- Do-it-yourself recipes from the Compact for Safe Cosmetics.
9. I'm a guy. Do I really need to worry about this stuff?
Although the term 'cosmetics' conjures images of lipstick tubes, eyeliners and mascara, the fact is both men and women use personal care products such as soap, deodorant, toothpaste, and shampoo.
The average person uses 10 personal care products daily. But when the Environmental Working Group and the Campaign for Safe cosmetics looked a little closer, they found that women and men use 12 and six products, respectively. Those six used by men contain about 85 chemicals. Learn more about why men's products are risky, too.
10. What can my non-profit organization do to get involved?
There are many ways organizations can help amplify the work to get toxic chemicals out of cosmetics. Here are our suggestions:
- Non-profits can sign onto the Campaign for Safe Cosmetics. Join the David Suzuki Foundation as a signatory and endorse their work or view the full list of supporters.
- Download a campaign poster to display at your workplace, or any local community board.

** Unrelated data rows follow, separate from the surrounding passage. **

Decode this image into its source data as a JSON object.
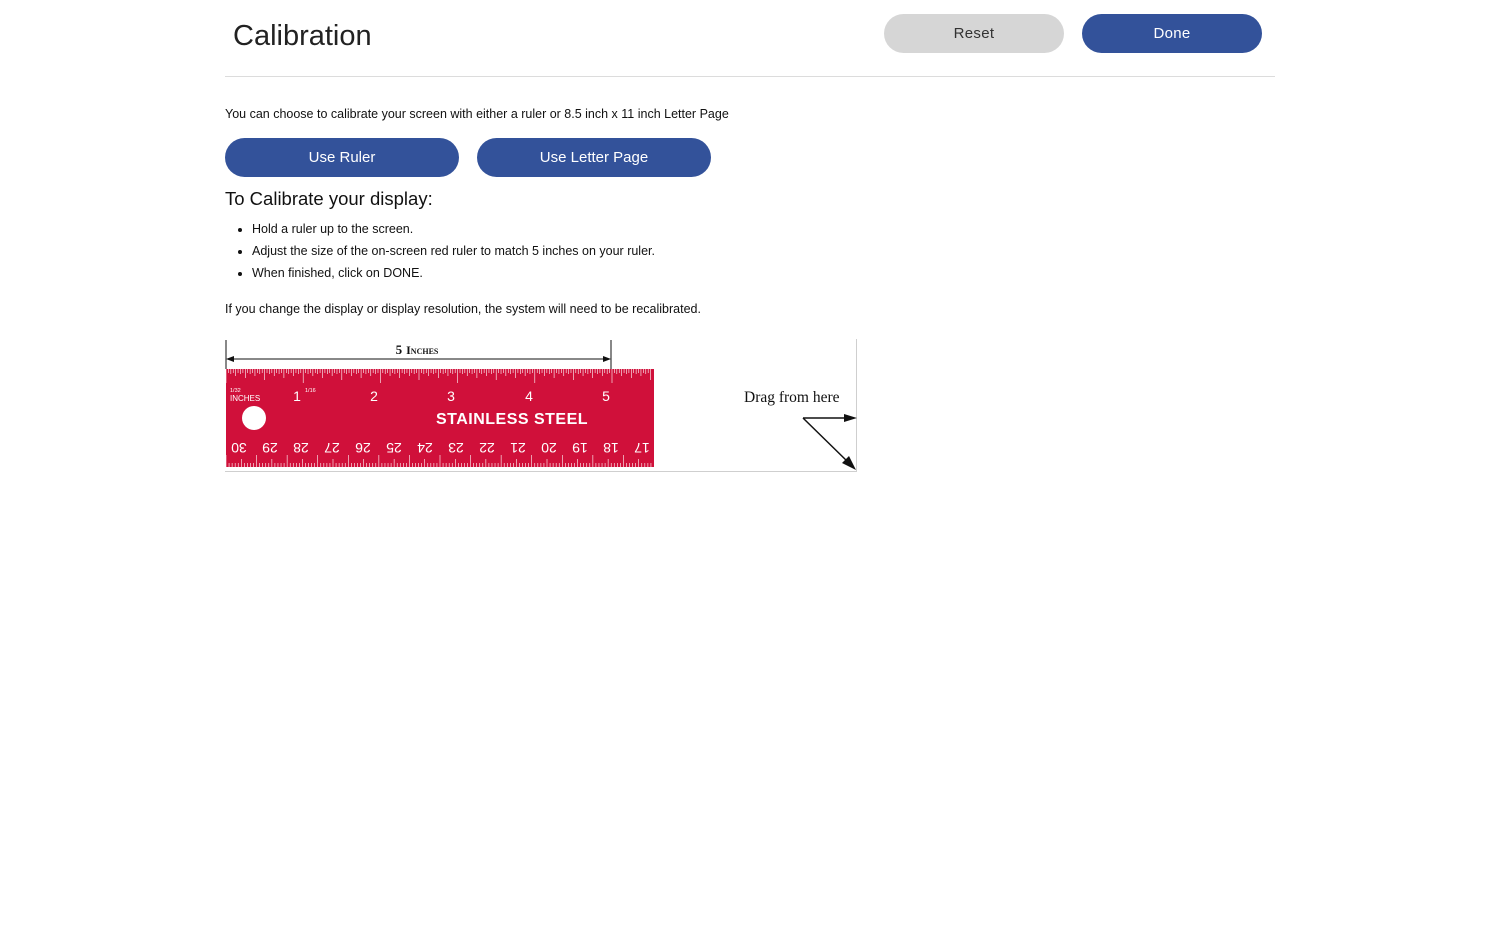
{
  "header": {
    "title": "Calibration",
    "reset_label": "Reset",
    "done_label": "Done"
  },
  "intro": {
    "text": "You can choose to calibrate your screen with either a ruler or 8.5 inch x 11 inch Letter Page"
  },
  "modes": {
    "ruler_label": "Use Ruler",
    "letter_label": "Use Letter Page"
  },
  "instructions": {
    "heading": "To Calibrate your display:",
    "steps": [
      "Hold a ruler up to the screen.",
      "Adjust the size of the on-screen red ruler to match 5 inches on your ruler.",
      "When finished, click on DONE."
    ],
    "note": "If you change the display or display resolution, the system will need to be recalibrated."
  },
  "ruler": {
    "span_label_number": "5",
    "span_label_unit": "Inches",
    "units_label": "INCHES",
    "fraction_32": "1/32",
    "fraction_16": "1/16",
    "brand_text": "STAINLESS STEEL",
    "inch_numbers": [
      "1",
      "2",
      "3",
      "4",
      "5"
    ],
    "cm_numbers": [
      "30",
      "29",
      "28",
      "27",
      "26",
      "25",
      "24",
      "23",
      "22",
      "21",
      "20",
      "19",
      "18",
      "17"
    ],
    "drag_hint": "Drag from here",
    "ruler_color": "#d0103a",
    "hole_color": "#ffffff",
    "arrow_icon": "drag-arrow-icon"
  },
  "colors": {
    "primary": "#33529a",
    "secondary": "#d6d6d6"
  }
}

- Join David Suzuki Foundation's Book Club this spring because we're reading Stacy Malkan's Not Just a Pretty Face. Get your whole organization on board.
We will continue to build this FAQ's resource. Have a question? Send us an email at: email@example.com
Where to go for more information about toxic chemicals in personal care products:
Breast Cancer Action Montreal — Local organization with a variety of online resources.
Campaign for Safe Cosmetics — U.S.-based campaign endorsed by the David Suzuki Foundation.
CancerSmart 3.0: the consumer guide — Toxic Free Canada's resource on practical ways to reduce exposure to toxic chemicals in everyday household products.
FemmeToxic — Online youth focused campaign for safer cosmetics.
Guide to Less Toxic Products — The Environmental Health Association of Nova Scotia's online resource.
Leaping Bunny — Cruelty-free standard providing assurance that animal testing has not been used.
Skin Deep — U.S.-based Environmental Working Group's electronic database detailing the ingredients and hazard ratings for 55,000 personal care products.